Dataset rows describing interfaces:
=== Begin Enclosure ===

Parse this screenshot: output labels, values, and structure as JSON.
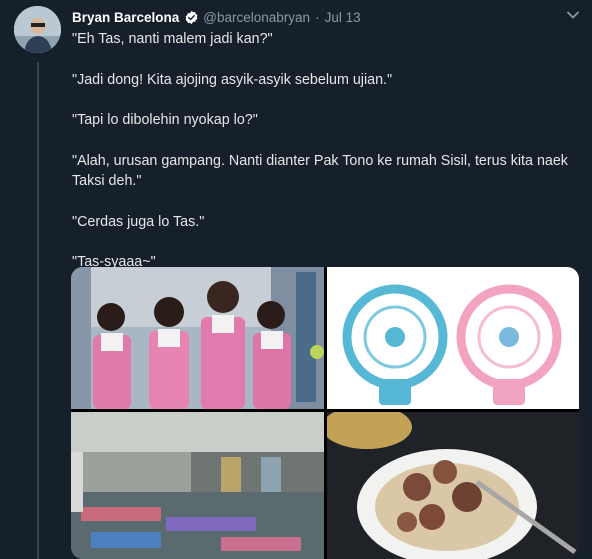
{
  "tweet": {
    "author_name": "Bryan Barcelona",
    "handle": "@barcelonabryan",
    "separator": "·",
    "date": "Jul 13",
    "lines": [
      "\"Eh Tas, nanti malem jadi kan?\"",
      "\"Jadi dong! Kita ajojing asyik-asyik sebelum ujian.\"",
      "\"Tapi lo dibolehin nyokap lo?\"",
      "\"Alah, urusan gampang. Nanti dianter Pak Tono ke rumah Sisil, terus kita naek Taksi deh.\"",
      "\"Cerdas juga lo Tas.\"",
      "\"Tas-syaaa~\""
    ]
  },
  "icons": {
    "verified": "verified-badge-icon",
    "more": "chevron-down-icon"
  },
  "colors": {
    "background": "#15202b",
    "text": "#e6e6e6",
    "muted": "#8b98a5",
    "verified": "#ffffff"
  },
  "media": {
    "photos": [
      "schoolgirls-photo",
      "fans-photo",
      "canteen-photo",
      "bakso-photo"
    ]
  }
}
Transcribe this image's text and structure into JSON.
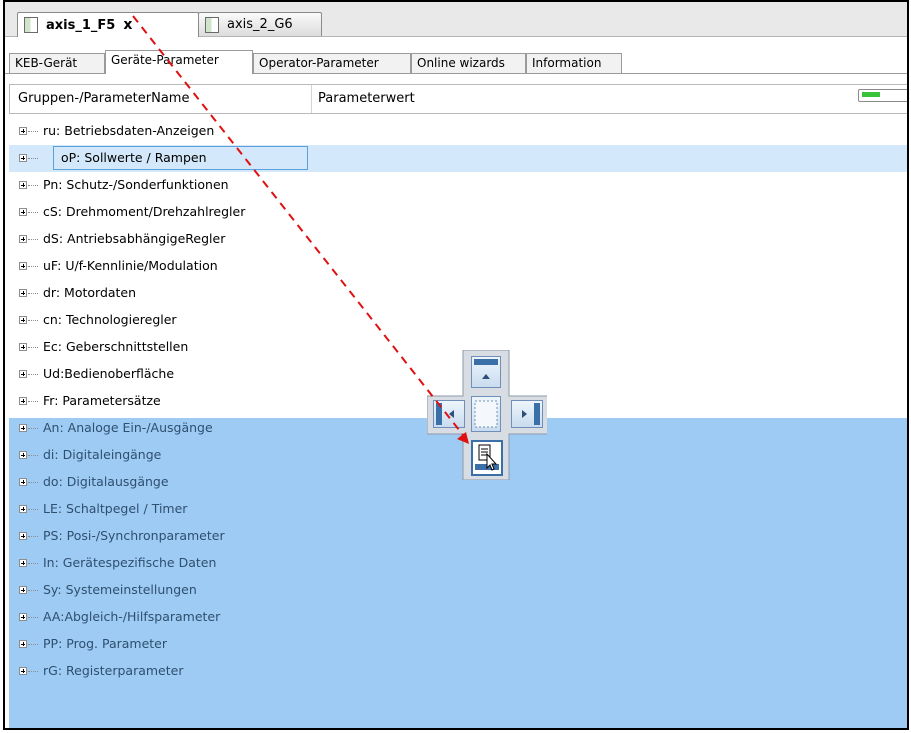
{
  "colors": {
    "accent": "#3a6fa8",
    "selected_row": "#d3e8fa",
    "drop_area": "#9ecbf4",
    "progress": "#39c339",
    "drag_arrow": "#e01010"
  },
  "doc_tabs": [
    {
      "title": "axis_1_F5",
      "close_label": "x",
      "active": true,
      "icon": "device-icon"
    },
    {
      "title": "axis_2_G6",
      "active": false,
      "icon": "device-icon"
    }
  ],
  "param_tabs": [
    "KEB-Gerät",
    "Geräte-Parameter",
    "Operator-Parameter",
    "Online wizards",
    "Information"
  ],
  "grid": {
    "col_name": "Gruppen-/ParameterName",
    "col_value": "Parameterwert",
    "progress_fraction": 0.4,
    "rows": [
      "ru: Betriebsdaten-Anzeigen",
      "oP: Sollwerte / Rampen",
      "Pn: Schutz-/Sonderfunktionen",
      "cS: Drehmoment/Drehzahlregler",
      "dS: AntriebsabhängigeRegler",
      "uF: U/f-Kennlinie/Modulation",
      "dr: Motordaten",
      "cn: Technologieregler",
      "Ec: Geberschnittstellen",
      "Ud:Bedienoberfläche",
      "Fr: Parametersätze",
      "An: Analoge Ein-/Ausgänge",
      "di: Digitaleingänge",
      "do: Digitalausgänge",
      "LE: Schaltpegel / Timer",
      "PS: Posi-/Synchronparameter",
      "In: Gerätespezifische Daten",
      "Sy: Systemeinstellungen",
      "AA:Abgleich-/Hilfsparameter",
      "PP: Prog. Parameter",
      "rG: Registerparameter"
    ]
  },
  "dock_guide": {
    "icons": [
      "dock-top-icon",
      "dock-left-icon",
      "dock-center-icon",
      "dock-right-icon",
      "dock-bottom-icon"
    ],
    "cursor": "drag-cursor-icon"
  }
}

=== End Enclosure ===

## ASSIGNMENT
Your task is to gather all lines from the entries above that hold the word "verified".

## SOLVED PROBLEM
    "verified": "verified-badge-icon",
    "verified": "#ffffff"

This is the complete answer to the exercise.